All the entries need to be duplicated exactly, with the pictures omitted.
——————
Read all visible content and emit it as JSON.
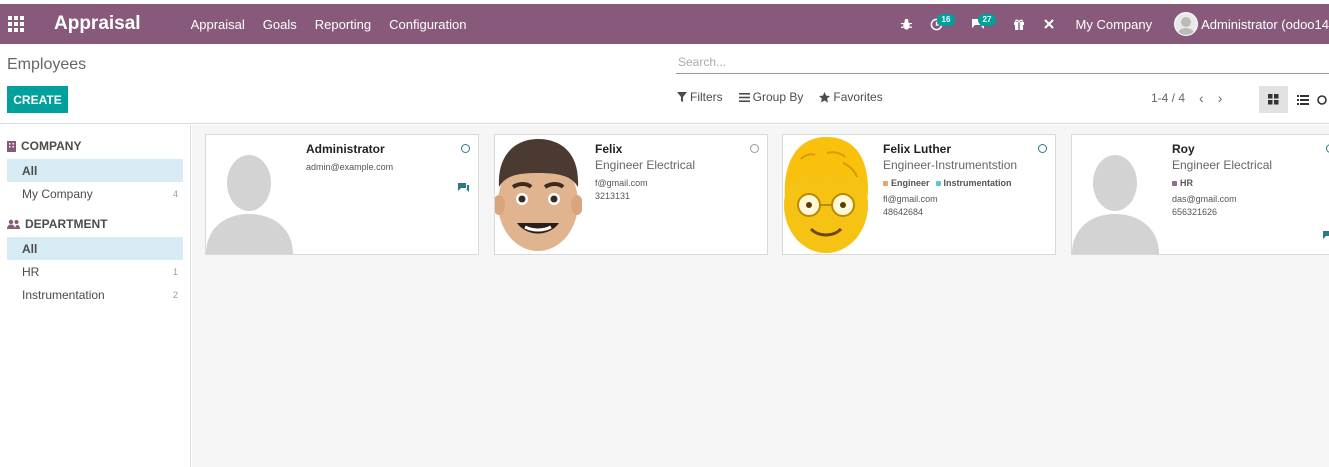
{
  "nav": {
    "brand": "Appraisal",
    "menu": [
      "Appraisal",
      "Goals",
      "Reporting",
      "Configuration"
    ],
    "activity_badge": "16",
    "messages_badge": "27",
    "company": "My Company",
    "user": "Administrator (odoo14"
  },
  "control": {
    "breadcrumb": "Employees",
    "create_label": "CREATE",
    "search_placeholder": "Search...",
    "filters_label": "Filters",
    "groupby_label": "Group By",
    "favorites_label": "Favorites",
    "pager": "1-4 / 4"
  },
  "sidebar": {
    "company_header": "COMPANY",
    "company_items": [
      {
        "label": "All",
        "count": ""
      },
      {
        "label": "My Company",
        "count": "4"
      }
    ],
    "department_header": "DEPARTMENT",
    "department_items": [
      {
        "label": "All",
        "count": ""
      },
      {
        "label": "HR",
        "count": "1"
      },
      {
        "label": "Instrumentation",
        "count": "2"
      }
    ]
  },
  "employees": [
    {
      "name": "Administrator",
      "job": "",
      "email": "admin@example.com",
      "phone": "",
      "tags": []
    },
    {
      "name": "Felix",
      "job": "Engineer Electrical",
      "email": "f@gmail.com",
      "phone": "3213131",
      "tags": []
    },
    {
      "name": "Felix Luther",
      "job": "Engineer-Instrumentstion",
      "email": "fl@gmail.com",
      "phone": "48642684",
      "tags": [
        "Engineer",
        "Instrumentation"
      ]
    },
    {
      "name": "Roy",
      "job": "Engineer Electrical",
      "email": "das@gmail.com",
      "phone": "656321626",
      "tags": [
        "HR"
      ]
    }
  ],
  "colors": {
    "navbar": "#875a7b",
    "primary": "#00a09d",
    "tag_engineer": "#e9a36c",
    "tag_instrumentation": "#5fc8d6",
    "tag_hr": "#8b6f8f"
  }
}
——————
## Task answer
Read all visible content and emit it as JSON.
{
  "nav": {
    "brand": "Appraisal",
    "menu": [
      "Appraisal",
      "Goals",
      "Reporting",
      "Configuration"
    ],
    "activity_badge": "16",
    "messages_badge": "27",
    "company": "My Company",
    "user": "Administrator (odoo14"
  },
  "control": {
    "breadcrumb": "Employees",
    "create_label": "CREATE",
    "search_placeholder": "Search...",
    "filters_label": "Filters",
    "groupby_label": "Group By",
    "favorites_label": "Favorites",
    "pager": "1-4 / 4"
  },
  "sidebar": {
    "company_header": "COMPANY",
    "company_items": [
      {
        "label": "All",
        "count": ""
      },
      {
        "label": "My Company",
        "count": "4"
      }
    ],
    "department_header": "DEPARTMENT",
    "department_items": [
      {
        "label": "All",
        "count": ""
      },
      {
        "label": "HR",
        "count": "1"
      },
      {
        "label": "Instrumentation",
        "count": "2"
      }
    ]
  },
  "employees": [
    {
      "name": "Administrator",
      "job": "",
      "email": "admin@example.com",
      "phone": "",
      "tags": []
    },
    {
      "name": "Felix",
      "job": "Engineer Electrical",
      "email": "f@gmail.com",
      "phone": "3213131",
      "tags": []
    },
    {
      "name": "Felix Luther",
      "job": "Engineer-Instrumentstion",
      "email": "fl@gmail.com",
      "phone": "48642684",
      "tags": [
        "Engineer",
        "Instrumentation"
      ]
    },
    {
      "name": "Roy",
      "job": "Engineer Electrical",
      "email": "das@gmail.com",
      "phone": "656321626",
      "tags": [
        "HR"
      ]
    }
  ],
  "colors": {
    "navbar": "#875a7b",
    "primary": "#00a09d",
    "tag_engineer": "#e9a36c",
    "tag_instrumentation": "#5fc8d6",
    "tag_hr": "#8b6f8f"
  }
}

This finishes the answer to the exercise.